Asian stocks extend their losses for fear of rising inflation | Energy News
Asian stocks slipped to a one-month low on Friday, as rising US Treasury bond yields once again rocked equity investors while pushing the US dollar to a three-month high, pushing the US dollar up to a three-month high. in turn dragged the Japanese yen down.
Energy markets have not been immune to volatility either, with oil prices adding big gains overnight after the Organization of the Petroleum Exporting Countries and its allies (OPEC +) agreed to Essentially maintain their supply cuts in April pending a more solid recovery in demand affected by the coronavirus pandemic.
Australian stocks fell more than 1%, the average Nikkei share in Japan fell 1.6%, and Seoul shares fell 1.4%. Chinese stocks were in the red with the blue chip CSI300 index at 1.5%.
That sent the MSCI Asia-Pacific equity index outside of Japan to 684.52, the lowest since February 1.
E-Mini futures for the US S&P 500 index were 0.5% lower.
U.S. stocks fell on Thursday after Federal Reserve Chairman Jerome Powell disappointed some investors by failing to indicate that the U.S. central bank could step up its long-term bond purchases to keep interest rates at longer term.
The high-tech Nasdaq Composite fell 2.1%, pulling it back about 10% from its record-breaking Feb. 12 close and placing it in correction territory.
Even though Powell has made it clear that the Federal Reserve is not close to changing its ultra-loose monetary policy anytime soon, some analysts were still concerned that the rise in Treasury yields could herald higher borrowing costs, thus limiting the fragile US economic recovery.
“The market was apparently looking for Powell to push back the recent surge in yields harder,” said Ray Attrill, head of currency strategy at National Australia Bank.
“The volatility seen yesterday in the local interest rate markets, with a further significant increase in long-term rates and government bond yields, once again paved the way for a volatile market today, if the developments during the night are an indication. “
Rosier’s economic outlook
Bond investors with a bearish outlook on US Treasury bond prices took confidence in Powell’s words and sold the notes.

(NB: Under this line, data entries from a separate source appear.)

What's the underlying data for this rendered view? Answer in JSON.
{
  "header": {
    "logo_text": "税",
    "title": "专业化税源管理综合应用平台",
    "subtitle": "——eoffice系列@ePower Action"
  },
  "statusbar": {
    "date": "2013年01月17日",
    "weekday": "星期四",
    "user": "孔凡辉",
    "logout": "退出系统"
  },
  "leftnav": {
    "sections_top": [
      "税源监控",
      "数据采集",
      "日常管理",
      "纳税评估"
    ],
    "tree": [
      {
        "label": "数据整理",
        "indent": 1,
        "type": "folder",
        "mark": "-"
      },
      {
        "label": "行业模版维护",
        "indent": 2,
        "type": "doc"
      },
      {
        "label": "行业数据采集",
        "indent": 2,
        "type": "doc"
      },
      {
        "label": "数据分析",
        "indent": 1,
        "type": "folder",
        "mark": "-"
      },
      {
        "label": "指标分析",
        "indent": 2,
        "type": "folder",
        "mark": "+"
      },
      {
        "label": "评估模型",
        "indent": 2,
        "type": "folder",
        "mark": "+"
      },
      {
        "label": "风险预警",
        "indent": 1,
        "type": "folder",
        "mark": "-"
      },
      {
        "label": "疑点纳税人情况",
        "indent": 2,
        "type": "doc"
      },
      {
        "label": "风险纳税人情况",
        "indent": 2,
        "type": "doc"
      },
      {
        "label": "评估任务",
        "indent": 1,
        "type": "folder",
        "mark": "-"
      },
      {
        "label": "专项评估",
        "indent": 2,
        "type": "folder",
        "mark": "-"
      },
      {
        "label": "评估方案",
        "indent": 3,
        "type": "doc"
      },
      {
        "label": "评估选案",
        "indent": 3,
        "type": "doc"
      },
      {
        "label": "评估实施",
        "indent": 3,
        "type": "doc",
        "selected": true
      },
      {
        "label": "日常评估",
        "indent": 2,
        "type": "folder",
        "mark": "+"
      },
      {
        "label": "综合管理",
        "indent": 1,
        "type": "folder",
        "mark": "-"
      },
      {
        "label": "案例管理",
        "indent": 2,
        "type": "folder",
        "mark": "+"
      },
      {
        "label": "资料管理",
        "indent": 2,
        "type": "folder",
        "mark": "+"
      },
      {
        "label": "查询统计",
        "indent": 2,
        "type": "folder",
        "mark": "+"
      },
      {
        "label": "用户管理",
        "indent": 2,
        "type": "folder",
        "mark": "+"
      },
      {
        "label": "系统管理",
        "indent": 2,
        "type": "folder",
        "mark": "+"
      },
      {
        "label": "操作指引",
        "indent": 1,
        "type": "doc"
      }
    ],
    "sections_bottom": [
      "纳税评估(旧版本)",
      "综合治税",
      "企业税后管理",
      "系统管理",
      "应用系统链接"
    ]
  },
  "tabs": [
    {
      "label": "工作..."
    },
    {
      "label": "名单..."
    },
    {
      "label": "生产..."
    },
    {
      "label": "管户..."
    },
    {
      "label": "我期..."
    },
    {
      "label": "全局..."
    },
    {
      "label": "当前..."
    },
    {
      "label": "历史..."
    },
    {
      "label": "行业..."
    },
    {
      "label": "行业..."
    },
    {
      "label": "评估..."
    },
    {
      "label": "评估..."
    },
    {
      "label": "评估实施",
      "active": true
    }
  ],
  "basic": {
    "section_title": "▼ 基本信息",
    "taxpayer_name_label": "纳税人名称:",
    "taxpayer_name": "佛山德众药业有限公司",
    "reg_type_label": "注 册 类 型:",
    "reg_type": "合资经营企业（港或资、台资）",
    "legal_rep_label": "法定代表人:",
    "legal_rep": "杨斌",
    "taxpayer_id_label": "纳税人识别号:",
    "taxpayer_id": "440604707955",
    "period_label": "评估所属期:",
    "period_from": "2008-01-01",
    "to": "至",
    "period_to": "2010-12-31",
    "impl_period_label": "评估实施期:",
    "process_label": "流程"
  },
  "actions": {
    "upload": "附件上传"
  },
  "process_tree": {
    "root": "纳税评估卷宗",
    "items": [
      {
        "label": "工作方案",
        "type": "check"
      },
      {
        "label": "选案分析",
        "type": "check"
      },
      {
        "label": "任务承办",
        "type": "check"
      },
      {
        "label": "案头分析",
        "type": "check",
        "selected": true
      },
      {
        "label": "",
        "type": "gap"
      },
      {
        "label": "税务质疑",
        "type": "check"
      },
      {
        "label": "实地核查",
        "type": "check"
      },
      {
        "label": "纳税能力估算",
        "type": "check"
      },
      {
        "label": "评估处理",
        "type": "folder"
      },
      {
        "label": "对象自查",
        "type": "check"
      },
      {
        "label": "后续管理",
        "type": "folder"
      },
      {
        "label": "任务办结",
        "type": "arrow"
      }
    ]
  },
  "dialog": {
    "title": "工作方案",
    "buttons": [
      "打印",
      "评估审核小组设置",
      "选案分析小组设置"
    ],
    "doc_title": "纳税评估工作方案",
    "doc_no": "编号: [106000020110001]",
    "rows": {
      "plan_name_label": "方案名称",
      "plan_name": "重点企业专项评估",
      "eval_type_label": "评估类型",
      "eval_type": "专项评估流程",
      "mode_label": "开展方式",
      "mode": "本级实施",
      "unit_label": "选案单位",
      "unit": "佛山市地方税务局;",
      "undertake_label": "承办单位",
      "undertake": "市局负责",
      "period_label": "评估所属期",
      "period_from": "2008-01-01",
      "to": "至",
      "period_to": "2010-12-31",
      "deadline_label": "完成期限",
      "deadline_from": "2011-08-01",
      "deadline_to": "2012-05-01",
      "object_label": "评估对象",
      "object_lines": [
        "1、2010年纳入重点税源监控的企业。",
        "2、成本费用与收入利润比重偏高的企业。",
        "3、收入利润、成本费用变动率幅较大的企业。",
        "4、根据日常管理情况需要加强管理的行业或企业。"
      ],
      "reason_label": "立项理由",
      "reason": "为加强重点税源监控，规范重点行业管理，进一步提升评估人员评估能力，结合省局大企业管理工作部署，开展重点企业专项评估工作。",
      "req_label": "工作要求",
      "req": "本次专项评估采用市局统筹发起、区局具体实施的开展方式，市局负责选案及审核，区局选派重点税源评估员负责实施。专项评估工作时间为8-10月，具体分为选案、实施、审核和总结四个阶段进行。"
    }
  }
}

The yield on 10-year Treasuries climbed above 1.5% to 1.5727%, but still below a one-year high of 1.614% reached last week. Bond yields rise as their prices fall.
The yield curve, a measure of economic expectations, steepened on the rise in yields, with the spread between two-year and 10-year yields widening an additional 6.3 basis points overnight.
Rising yields on treasury bills supported demand for the US dollar. The dollar index jumped to a three-month high of 91.734.
The appreciation of the US dollar hampered the Japanese yen. On Friday morning, the yen fell as low as 107.97 per dollar, the lowest since July 1, although it reduced some of those losses and was last at 107.85.
The euro was also triggered by the stronger dollar, with the European common currency sluggish at $ 1.1960.
Rising yields and the strength of the dollar pushed gold prices down, which fell to a nine-month low as investors sold the precious metal to lower the opportunity cost of holding the asset. unproductive.
Spot gold slipped 0.2% earlier on Friday to $ 1,692.26 an ounce, trading below $ 1,700 for the first time since June 2020.
Oil prices extended their gains early Friday after rising overnight.
US crude futures rose 17 cents, or 0.3%, to $ 64, remaining below a 13-month high on Thursday. Brent rose 10 cents to $ 66.84 a barrel.
In the cryptocurrency market, bitcoin was down 4% to $ 46,422 on Friday.